Chicagomaroon wrote on Saturday, November 27 2010

Not fight you to the death no, but as a former self-proclaimed Hokie fan who did not love Tyrod Taylor on the field, I think I can offer some perspective. Firstly, you are wrong. As Pat stated, Tyrod has done an about face since his days as a freshman and even a sophomore. It wasn't until the stretch run of 2009 that he really evolved as a passer to the point that he would dispel your notion that he was strictly a runner. Now, as Pat mentioned he leads the ACC in passing efficiency, he is going to win the ACC Player of the Year and Dudley Awards and has broken almost every major passing record at Tech (minus 4, 2 of which he has a legitimate shot at).

As countless pundits have remarked, nobody in all of college football has been playing BETTER at the QB position this year. He's right up there with the Kellen Moore's and the Cam Newton's even if his stats don't match simply because he's not afforded the number of attempts they are. But looking at his stats, he has over 2,000 yards through the air while completing 61% of his passes and throwing 19 TD's passing to only 4 INT's on 233 attempts. That's phenomenal! Additionally, he does have some pretty gaudy rushing stats for a QB in an offensive backfield that has four 400-yard rushers.

Here's the proof of his improvement. As a sophomore Taylor had just 1,036 yards through the air, completing only 57% and throwing 2 TD's to 7 INT's while playing in every game but 2 and starting 10.

So to clear the air, is Taylor ever going to be an NFL quarterback? No. But has he improved DRASTICALLY over his four years to be one of college football's best QB's? Absolutely.

I guess I proved my point regarding tech fans. As an opposing fan, I am still eway more afraid of Taylor running than throwing. I think a fair amount of his "progression" is due to a stronger ground game and a change in the offensive gameplans due to it. Taylor's numbers as a passer are better, but I see his passing mechanics still being terrible, and he misses far too many passes. He seems to have open guys all the time, which is a credit to their offensive coaching staff and talent. I don't see Taylor as being the reason the offense is as good as it is.
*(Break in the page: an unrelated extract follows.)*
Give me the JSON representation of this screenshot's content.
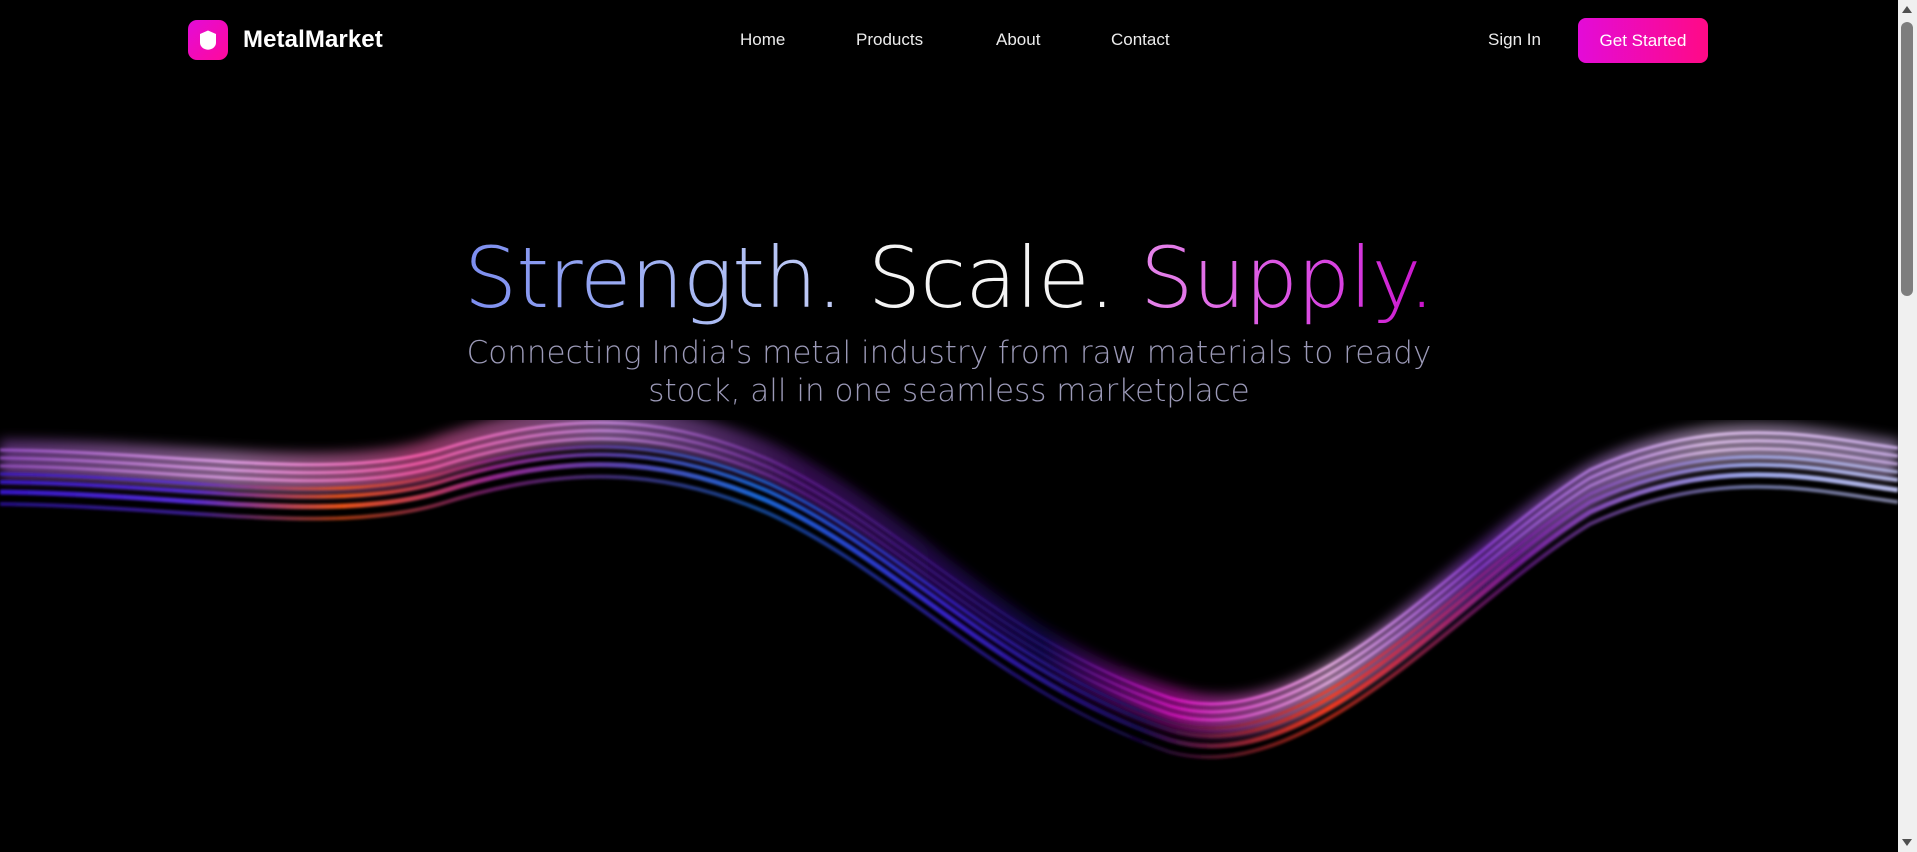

Regardless, I still say that tech fans expected more out of Taylor as a senior than they've gotten, based on what he was as a freshman. Nobody outside of VA thinks he is one of the top QBs in the country.